One instance of difficulties getting around on campus occurred after snow left the sidewalks covered to the point she had to drive her motorized wheelchair on the street, Laudo said.


“So we literally had to go in the street because the sidewalks were so bad. When we got by the Rec Center, I got stuck by where those trees come out of the sidewalk,” Laudo said.


Laudo’s friend had to leave her in order to find the nearest blue emergency call kiosk to call UAPD to help.

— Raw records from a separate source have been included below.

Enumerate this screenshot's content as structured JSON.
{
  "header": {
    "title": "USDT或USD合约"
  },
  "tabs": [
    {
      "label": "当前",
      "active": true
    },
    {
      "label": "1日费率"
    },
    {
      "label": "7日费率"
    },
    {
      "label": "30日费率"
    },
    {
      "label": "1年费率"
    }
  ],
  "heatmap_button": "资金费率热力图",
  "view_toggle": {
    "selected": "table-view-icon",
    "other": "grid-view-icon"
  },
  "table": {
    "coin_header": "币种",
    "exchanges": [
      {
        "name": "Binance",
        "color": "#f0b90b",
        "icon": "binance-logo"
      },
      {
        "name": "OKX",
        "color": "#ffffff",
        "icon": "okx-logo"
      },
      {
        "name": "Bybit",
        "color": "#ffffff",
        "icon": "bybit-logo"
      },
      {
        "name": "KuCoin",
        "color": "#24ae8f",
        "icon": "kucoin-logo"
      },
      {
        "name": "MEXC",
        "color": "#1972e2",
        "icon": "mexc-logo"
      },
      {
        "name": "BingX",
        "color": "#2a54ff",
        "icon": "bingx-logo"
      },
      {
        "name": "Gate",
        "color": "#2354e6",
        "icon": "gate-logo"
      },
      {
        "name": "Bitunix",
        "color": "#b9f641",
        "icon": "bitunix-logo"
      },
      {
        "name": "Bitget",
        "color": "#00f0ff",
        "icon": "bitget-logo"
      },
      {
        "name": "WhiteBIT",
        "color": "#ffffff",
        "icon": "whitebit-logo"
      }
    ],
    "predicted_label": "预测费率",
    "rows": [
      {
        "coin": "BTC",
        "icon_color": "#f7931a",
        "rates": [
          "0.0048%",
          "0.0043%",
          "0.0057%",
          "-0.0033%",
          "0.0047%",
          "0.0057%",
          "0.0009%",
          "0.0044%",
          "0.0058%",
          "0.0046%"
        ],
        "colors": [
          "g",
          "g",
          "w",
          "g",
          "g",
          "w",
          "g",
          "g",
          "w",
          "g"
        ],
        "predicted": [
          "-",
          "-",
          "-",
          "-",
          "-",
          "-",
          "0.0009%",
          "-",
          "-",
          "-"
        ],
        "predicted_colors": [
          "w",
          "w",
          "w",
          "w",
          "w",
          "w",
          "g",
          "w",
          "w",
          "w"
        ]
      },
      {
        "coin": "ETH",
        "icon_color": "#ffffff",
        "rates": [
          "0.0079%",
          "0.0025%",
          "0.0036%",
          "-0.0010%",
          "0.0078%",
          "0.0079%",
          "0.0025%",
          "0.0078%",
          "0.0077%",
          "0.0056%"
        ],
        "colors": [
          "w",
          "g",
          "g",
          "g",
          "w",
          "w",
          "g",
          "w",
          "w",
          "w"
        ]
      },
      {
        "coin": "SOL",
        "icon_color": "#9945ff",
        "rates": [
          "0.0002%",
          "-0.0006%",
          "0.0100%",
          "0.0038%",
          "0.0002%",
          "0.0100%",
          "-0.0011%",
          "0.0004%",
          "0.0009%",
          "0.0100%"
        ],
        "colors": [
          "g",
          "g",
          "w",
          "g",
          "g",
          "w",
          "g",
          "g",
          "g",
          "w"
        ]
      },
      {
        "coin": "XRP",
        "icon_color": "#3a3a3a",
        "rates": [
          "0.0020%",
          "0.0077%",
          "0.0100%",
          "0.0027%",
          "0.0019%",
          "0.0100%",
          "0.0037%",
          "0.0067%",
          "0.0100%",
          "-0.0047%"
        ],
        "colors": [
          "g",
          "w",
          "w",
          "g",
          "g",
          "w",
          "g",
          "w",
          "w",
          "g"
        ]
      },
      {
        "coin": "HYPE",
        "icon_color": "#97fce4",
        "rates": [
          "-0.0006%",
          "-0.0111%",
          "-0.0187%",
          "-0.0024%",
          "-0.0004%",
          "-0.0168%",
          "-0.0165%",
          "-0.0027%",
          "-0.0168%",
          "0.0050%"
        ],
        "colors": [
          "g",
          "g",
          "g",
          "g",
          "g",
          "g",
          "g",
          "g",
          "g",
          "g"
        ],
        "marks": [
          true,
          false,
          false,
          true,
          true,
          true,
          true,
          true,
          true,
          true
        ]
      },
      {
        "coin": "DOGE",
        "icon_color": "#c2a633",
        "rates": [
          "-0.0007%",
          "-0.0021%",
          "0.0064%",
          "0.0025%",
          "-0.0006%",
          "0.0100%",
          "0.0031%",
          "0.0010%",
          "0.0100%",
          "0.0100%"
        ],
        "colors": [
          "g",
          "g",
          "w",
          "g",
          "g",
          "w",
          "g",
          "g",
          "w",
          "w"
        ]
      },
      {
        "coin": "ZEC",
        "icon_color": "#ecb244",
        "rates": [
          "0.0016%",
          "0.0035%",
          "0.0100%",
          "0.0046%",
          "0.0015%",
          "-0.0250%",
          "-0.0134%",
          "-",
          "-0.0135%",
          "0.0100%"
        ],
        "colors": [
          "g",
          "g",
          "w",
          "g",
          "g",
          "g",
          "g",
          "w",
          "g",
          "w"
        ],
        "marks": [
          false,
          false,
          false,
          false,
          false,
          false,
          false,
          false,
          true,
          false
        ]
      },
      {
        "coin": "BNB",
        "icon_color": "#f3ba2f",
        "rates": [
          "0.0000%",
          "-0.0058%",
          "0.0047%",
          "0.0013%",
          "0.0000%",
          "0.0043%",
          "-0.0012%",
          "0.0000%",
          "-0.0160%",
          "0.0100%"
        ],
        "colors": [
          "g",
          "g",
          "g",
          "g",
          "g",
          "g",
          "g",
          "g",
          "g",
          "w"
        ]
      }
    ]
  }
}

An officer eventually arrived and was able to help get Laudo’s chair unstuck.


Since the false fire alarm on Feb. 23, Laudo has been in contact with members from the Undergraduate Student Government and the Office of Accessibility.


When asked to comment on the situation, the Department of Residence Life and Housing declined and instead referred The Buchtelite to the Office of Accessibility.


Overall, Laudo hopes that the University will listen to her story and make changes for future students with disabilities so they don’t have to go through a similar trauma in emergency situations.


“I just hope that more people are held accountable and that this isn’t just forgotten,” Laudo said. “I know that I am graduating in May, so I won’t have to deal with this, but that doesn’t mean future people won’t have to deal with something like this.”


The Buchtelite will follow up on the University’s response to the incident and report on steps UA is taking to prevent such instances concerning students with disabilities from occurring in the future.